Written by Lorin Brice Hall
The murder of Jamal Khashoggi is a moral and ethical litmus test for the leaders of our nation,and for leaders across the world who claim in any capacity to stand for the best interests of their citizens.
Khashoggi, a Washington Post columnist who would often write critically of the Crown Prince Salman’s regime, was killed inside of the Saudi Arabian Consulate in Istanbul on October 2nd. Khashoggi entered the Consulate in order to sign divorce papers so that he could marry his fiancé. Once inside the building he died. Before traveling to Turkey to visit the Consulate to sign these divorce paper Khashoggi resided in the United States in self imposed exile after the rise of Crown Prince Salman. Since moving to the U.S.A. Khashoggi would write critically about the nations policies and criticize the Salman regime. Since the murder Crown Prince Salman has acknowledged that the journalist died within the consulate and that the murder was orchestrated by the Saudi State.This is in direct opposition to a previous statement given by the Saudi Government which states the killing of Khashoggi was an isolated event that is in no way tied to the state. This is a direct challenge to
democracy, to liberty and to the freedom of the press. The ability of the press to be free and un-coerced is critical to the development and continuation of both democracy and liberty. This act of violence against human ideals must be punished by the world. One nation cannot strike at the despotic regime. Instead we global citizens must come together as a unit and punish the regime. Leaders of the world must renounce Salman and his cohorts and safeguard liberty.

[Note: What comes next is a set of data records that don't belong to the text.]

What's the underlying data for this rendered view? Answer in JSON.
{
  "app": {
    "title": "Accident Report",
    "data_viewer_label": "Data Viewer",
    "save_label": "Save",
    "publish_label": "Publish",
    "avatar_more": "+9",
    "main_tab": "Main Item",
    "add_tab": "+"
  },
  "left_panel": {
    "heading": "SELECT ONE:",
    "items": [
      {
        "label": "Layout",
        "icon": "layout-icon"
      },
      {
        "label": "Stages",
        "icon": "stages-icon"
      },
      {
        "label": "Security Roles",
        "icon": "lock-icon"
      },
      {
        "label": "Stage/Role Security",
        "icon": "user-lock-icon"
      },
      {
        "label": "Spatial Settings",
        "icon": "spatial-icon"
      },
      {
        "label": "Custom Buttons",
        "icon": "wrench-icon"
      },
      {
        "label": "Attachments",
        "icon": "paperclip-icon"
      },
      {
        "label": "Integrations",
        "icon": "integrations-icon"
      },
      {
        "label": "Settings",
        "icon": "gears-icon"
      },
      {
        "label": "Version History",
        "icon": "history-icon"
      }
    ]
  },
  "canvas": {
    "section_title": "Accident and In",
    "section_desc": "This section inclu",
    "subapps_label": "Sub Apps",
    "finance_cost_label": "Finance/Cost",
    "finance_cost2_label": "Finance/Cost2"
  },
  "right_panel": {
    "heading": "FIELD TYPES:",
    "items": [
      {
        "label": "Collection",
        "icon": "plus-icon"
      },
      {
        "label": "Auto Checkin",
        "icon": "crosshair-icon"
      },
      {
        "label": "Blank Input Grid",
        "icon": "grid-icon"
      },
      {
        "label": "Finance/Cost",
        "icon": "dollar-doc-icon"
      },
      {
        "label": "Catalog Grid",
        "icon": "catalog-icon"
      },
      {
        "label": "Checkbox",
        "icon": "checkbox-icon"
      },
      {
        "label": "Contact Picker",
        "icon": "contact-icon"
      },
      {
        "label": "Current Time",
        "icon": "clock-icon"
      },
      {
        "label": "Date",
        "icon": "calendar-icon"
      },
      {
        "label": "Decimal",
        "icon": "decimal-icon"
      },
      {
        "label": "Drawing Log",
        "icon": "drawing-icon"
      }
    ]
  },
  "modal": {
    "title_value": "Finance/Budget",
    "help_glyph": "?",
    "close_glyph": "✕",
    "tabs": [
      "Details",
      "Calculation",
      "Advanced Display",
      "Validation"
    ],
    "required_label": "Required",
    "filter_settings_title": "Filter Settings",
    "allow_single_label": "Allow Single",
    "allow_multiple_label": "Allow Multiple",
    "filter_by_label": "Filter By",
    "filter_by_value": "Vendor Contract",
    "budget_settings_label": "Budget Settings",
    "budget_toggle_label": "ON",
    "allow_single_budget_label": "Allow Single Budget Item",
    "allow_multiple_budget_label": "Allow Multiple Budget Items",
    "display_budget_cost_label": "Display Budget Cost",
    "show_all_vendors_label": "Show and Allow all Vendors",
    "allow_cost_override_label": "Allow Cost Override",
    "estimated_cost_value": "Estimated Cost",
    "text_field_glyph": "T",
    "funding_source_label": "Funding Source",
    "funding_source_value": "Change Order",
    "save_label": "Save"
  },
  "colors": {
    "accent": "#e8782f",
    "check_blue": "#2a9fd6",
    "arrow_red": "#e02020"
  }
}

The Washington Post, Khashoggi’s workplace, states that democracy dies in the dark and all of us in the world who do not want to open the door to tyranny and oppression must be ever vigilant to not allow ourselves to be accustomed to darkness.